Return the data below unaltered, but strip out the pictures.

▶ Data section:
Start of Block
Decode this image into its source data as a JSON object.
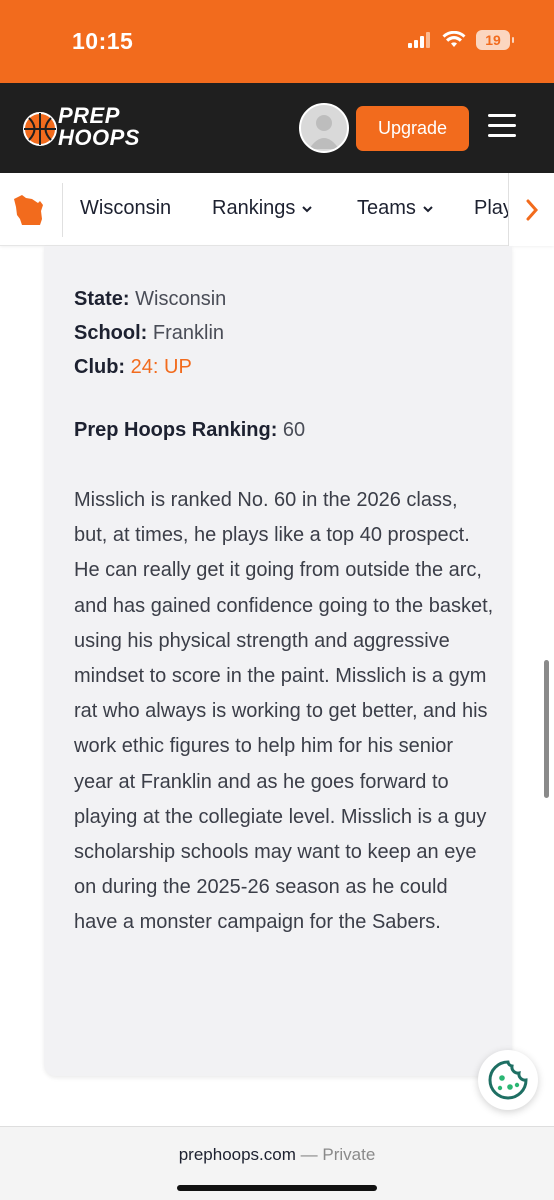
{
  "status_bar": {
    "time": "10:15",
    "battery_level": "19",
    "background_color": "#f26b1d"
  },
  "header": {
    "logo_text_line1": "PREP",
    "logo_text_line2": "HOOPS",
    "upgrade_label": "Upgrade",
    "background_color": "#1f1f1f",
    "accent_color": "#f26b1d"
  },
  "subnav": {
    "state_label": "Wisconsin",
    "rankings_label": "Rankings",
    "teams_label": "Teams",
    "players_label_clipped": "Play",
    "icons": [
      "wisconsin-map-icon",
      "chevron-down-icon",
      "chevron-right-icon"
    ]
  },
  "player_info": {
    "state_key": "State:",
    "state_value": "Wisconsin",
    "school_key": "School:",
    "school_value": "Franklin",
    "club_key": "Club:",
    "club_value": "24: UP",
    "ranking_key": "Prep Hoops Ranking:",
    "ranking_value": "60"
  },
  "article": {
    "body": "Misslich is ranked No. 60 in the 2026 class, but, at times, he plays like a top 40 prospect. He can really get it going from outside the arc, and has gained confidence going to the basket, using his physical strength and aggressive mindset to score in the paint. Misslich is a gym rat who always is working to get better, and his work ethic figures to help him for his senior year at Franklin and as he goes forward to playing at the collegiate level. Misslich is a guy scholarship schools may want to keep an eye on during the 2025-26 season as he could have a monster campaign for the Sabers."
  },
  "browser": {
    "domain": "prephoops.com",
    "separator": " — ",
    "mode": "Private"
  }
}
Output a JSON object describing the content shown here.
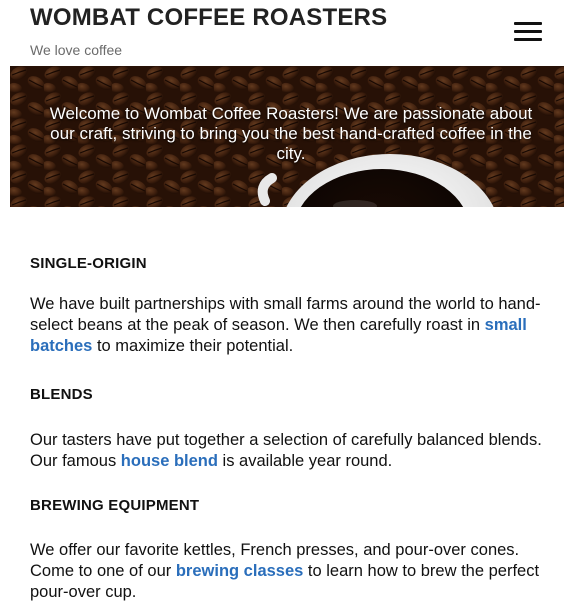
{
  "header": {
    "title": "WOMBAT COFFEE ROASTERS",
    "tagline": "We love coffee",
    "menu_icon": "hamburger-menu-icon"
  },
  "hero": {
    "text": "Welcome to Wombat Coffee Roasters! We are passionate about our craft, striving to bring you the best hand-crafted coffee in the city."
  },
  "sections": [
    {
      "title": "SINGLE-ORIGIN",
      "body_before": "We have built partnerships with small farms around the world to hand-select beans at the peak of season. We then carefully roast in ",
      "link": "small batches",
      "body_after": " to maximize their potential."
    },
    {
      "title": "BLENDS",
      "body_before": "Our tasters have put together a selection of carefully balanced blends. Our famous ",
      "link": "house blend",
      "body_after": " is available year round."
    },
    {
      "title": "BREWING EQUIPMENT",
      "body_before": "We offer our favorite kettles, French presses, and pour-over cones. Come to one of our ",
      "link": "brewing classes",
      "body_after": " to learn how to brew the perfect pour-over cup."
    }
  ],
  "colors": {
    "link": "#2a6ebb",
    "tagline": "#6b6b6b",
    "text": "#111111"
  }
}
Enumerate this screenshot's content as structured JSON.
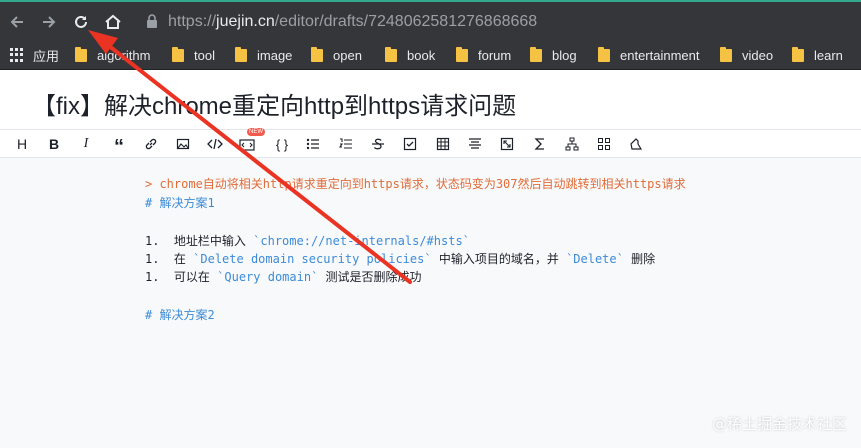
{
  "browser": {
    "url_domain": "juejin.cn",
    "url_scheme": "https://",
    "url_path": "/editor/drafts/7248062581276868668"
  },
  "bookmarks": [
    {
      "label": "应用",
      "icon": "apps-icon"
    },
    {
      "label": "algorithm",
      "icon": "folder-icon"
    },
    {
      "label": "tool",
      "icon": "folder-icon"
    },
    {
      "label": "image",
      "icon": "folder-icon"
    },
    {
      "label": "open",
      "icon": "folder-icon"
    },
    {
      "label": "book",
      "icon": "folder-icon"
    },
    {
      "label": "forum",
      "icon": "folder-icon"
    },
    {
      "label": "blog",
      "icon": "folder-icon"
    },
    {
      "label": "entertainment",
      "icon": "folder-icon"
    },
    {
      "label": "video",
      "icon": "folder-icon"
    },
    {
      "label": "learn",
      "icon": "folder-icon"
    }
  ],
  "doc": {
    "title": "【fix】解决chrome重定向http到https请求问题"
  },
  "toolbar": {
    "heading": "H",
    "bold": "B",
    "italic": "I",
    "quote": "“",
    "brackets": "{ }",
    "new_badge": "NEW"
  },
  "editor": {
    "line1": "> chrome自动将相关http请求重定向到https请求，状态码变为307然后自动跳转到相关https请求",
    "line2": "# 解决方案1",
    "item1_num": "1.",
    "item1_text": "地址栏中输入",
    "item1_code": "`chrome://net-internals/#hsts`",
    "item2_num": "1.",
    "item2_pre": "在",
    "item2_code": "`Delete domain security policies`",
    "item2_mid": "中输入项目的域名，并",
    "item2_code2": "`Delete`",
    "item2_post": "删除",
    "item3_num": "1.",
    "item3_pre": "可以在",
    "item3_code": "`Query domain`",
    "item3_post": "测试是否删除成功",
    "line_h2": "# 解决方案2"
  },
  "watermark": "@稀土掘金技术社区",
  "colors": {
    "browser_bg": "#35363a",
    "accent_tab": "#2fa88e",
    "folder": "#f6c244",
    "quote": "#e06c39",
    "heading": "#3c8bd8",
    "arrow": "#ea3323"
  }
}
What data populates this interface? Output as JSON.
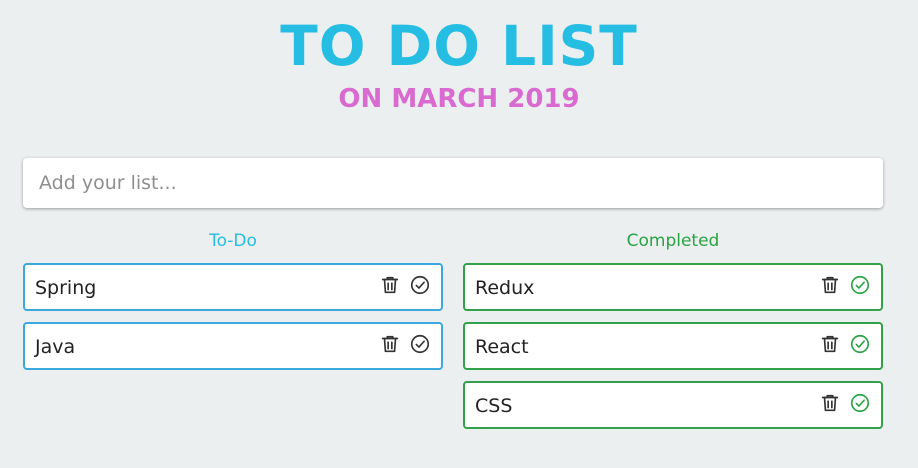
{
  "header": {
    "title": "TO DO LIST",
    "subtitle": "ON MARCH 2019"
  },
  "input": {
    "placeholder": "Add your list...",
    "value": ""
  },
  "todo": {
    "heading": "To-Do",
    "items": [
      {
        "text": "Spring"
      },
      {
        "text": "Java"
      }
    ]
  },
  "completed": {
    "heading": "Completed",
    "items": [
      {
        "text": "Redux"
      },
      {
        "text": "React"
      },
      {
        "text": "CSS"
      }
    ]
  },
  "icons": {
    "delete": "trash-icon",
    "complete": "check-circle-icon"
  },
  "colors": {
    "background": "#eceff0",
    "title": "#26bde3",
    "subtitle": "#d86ad0",
    "todo_accent": "#3aa9df",
    "completed_accent": "#33a04a",
    "todo_check": "#333333",
    "completed_check": "#2aa344"
  }
}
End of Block
▶ Finished task:
Decode this image into its source data as a JSON object.
{
  "status_bar": {
    "time": "10:15",
    "battery_level": "19",
    "background_color": "#f26b1d"
  },
  "header": {
    "logo_text_line1": "PREP",
    "logo_text_line2": "HOOPS",
    "upgrade_label": "Upgrade",
    "background_color": "#1f1f1f",
    "accent_color": "#f26b1d"
  },
  "subnav": {
    "state_label": "Wisconsin",
    "rankings_label": "Rankings",
    "teams_label": "Teams",
    "players_label_clipped": "Play",
    "icons": [
      "wisconsin-map-icon",
      "chevron-down-icon",
      "chevron-right-icon"
    ]
  },
  "player_info": {
    "state_key": "State:",
    "state_value": "Wisconsin",
    "school_key": "School:",
    "school_value": "Franklin",
    "club_key": "Club:",
    "club_value": "24: UP",
    "ranking_key": "Prep Hoops Ranking:",
    "ranking_value": "60"
  },
  "article": {
    "body": "Misslich is ranked No. 60 in the 2026 class, but, at times, he plays like a top 40 prospect. He can really get it going from outside the arc, and has gained confidence going to the basket, using his physical strength and aggressive mindset to score in the paint. Misslich is a gym rat who always is working to get better, and his work ethic figures to help him for his senior year at Franklin and as he goes forward to playing at the collegiate level. Misslich is a guy scholarship schools may want to keep an eye on during the 2025-26 season as he could have a monster campaign for the Sabers."
  },
  "browser": {
    "domain": "prephoops.com",
    "separator": " — ",
    "mode": "Private"
  }
}
Output a JSON object describing the content shown here.
{
  "header": {
    "title": "WOMBAT COFFEE ROASTERS",
    "tagline": "We love coffee",
    "menu_icon": "hamburger-menu-icon"
  },
  "hero": {
    "text": "Welcome to Wombat Coffee Roasters! We are passionate about our craft, striving to bring you the best hand-crafted coffee in the city."
  },
  "sections": [
    {
      "title": "SINGLE-ORIGIN",
      "body_before": "We have built partnerships with small farms around the world to hand-select beans at the peak of season. We then carefully roast in ",
      "link": "small batches",
      "body_after": " to maximize their potential."
    },
    {
      "title": "BLENDS",
      "body_before": "Our tasters have put together a selection of carefully balanced blends. Our famous ",
      "link": "house blend",
      "body_after": " is available year round."
    },
    {
      "title": "BREWING EQUIPMENT",
      "body_before": "We offer our favorite kettles, French presses, and pour-over cones. Come to one of our ",
      "link": "brewing classes",
      "body_after": " to learn how to brew the perfect pour-over cup."
    }
  ],
  "colors": {
    "link": "#2a6ebb",
    "tagline": "#6b6b6b",
    "text": "#111111"
  }
}
Enumerate this screenshot's content as structured JSON.
{
  "browser": {
    "url_domain": "juejin.cn",
    "url_scheme": "https://",
    "url_path": "/editor/drafts/7248062581276868668"
  },
  "bookmarks": [
    {
      "label": "应用",
      "icon": "apps-icon"
    },
    {
      "label": "algorithm",
      "icon": "folder-icon"
    },
    {
      "label": "tool",
      "icon": "folder-icon"
    },
    {
      "label": "image",
      "icon": "folder-icon"
    },
    {
      "label": "open",
      "icon": "folder-icon"
    },
    {
      "label": "book",
      "icon": "folder-icon"
    },
    {
      "label": "forum",
      "icon": "folder-icon"
    },
    {
      "label": "blog",
      "icon": "folder-icon"
    },
    {
      "label": "entertainment",
      "icon": "folder-icon"
    },
    {
      "label": "video",
      "icon": "folder-icon"
    },
    {
      "label": "learn",
      "icon": "folder-icon"
    }
  ],
  "doc": {
    "title": "【fix】解决chrome重定向http到https请求问题"
  },
  "toolbar": {
    "heading": "H",
    "bold": "B",
    "italic": "I",
    "quote": "“",
    "brackets": "{ }",
    "new_badge": "NEW"
  },
  "editor": {
    "line1": "> chrome自动将相关http请求重定向到https请求，状态码变为307然后自动跳转到相关https请求",
    "line2": "# 解决方案1",
    "item1_num": "1.",
    "item1_text": "地址栏中输入",
    "item1_code": "`chrome://net-internals/#hsts`",
    "item2_num": "1.",
    "item2_pre": "在",
    "item2_code": "`Delete domain security policies`",
    "item2_mid": "中输入项目的域名，并",
    "item2_code2": "`Delete`",
    "item2_post": "删除",
    "item3_num": "1.",
    "item3_pre": "可以在",
    "item3_code": "`Query domain`",
    "item3_post": "测试是否删除成功",
    "line_h2": "# 解决方案2"
  },
  "watermark": "@稀土掘金技术社区",
  "colors": {
    "browser_bg": "#35363a",
    "accent_tab": "#2fa88e",
    "folder": "#f6c244",
    "quote": "#e06c39",
    "heading": "#3c8bd8",
    "arrow": "#ea3323"
  }
}
What data populates this interface? Output as JSON.
{
  "header": {
    "title": "TO DO LIST",
    "subtitle": "ON MARCH 2019"
  },
  "input": {
    "placeholder": "Add your list...",
    "value": ""
  },
  "todo": {
    "heading": "To-Do",
    "items": [
      {
        "text": "Spring"
      },
      {
        "text": "Java"
      }
    ]
  },
  "completed": {
    "heading": "Completed",
    "items": [
      {
        "text": "Redux"
      },
      {
        "text": "React"
      },
      {
        "text": "CSS"
      }
    ]
  },
  "icons": {
    "delete": "trash-icon",
    "complete": "check-circle-icon"
  },
  "colors": {
    "background": "#eceff0",
    "title": "#26bde3",
    "subtitle": "#d86ad0",
    "todo_accent": "#3aa9df",
    "completed_accent": "#33a04a",
    "todo_check": "#333333",
    "completed_check": "#2aa344"
  }
}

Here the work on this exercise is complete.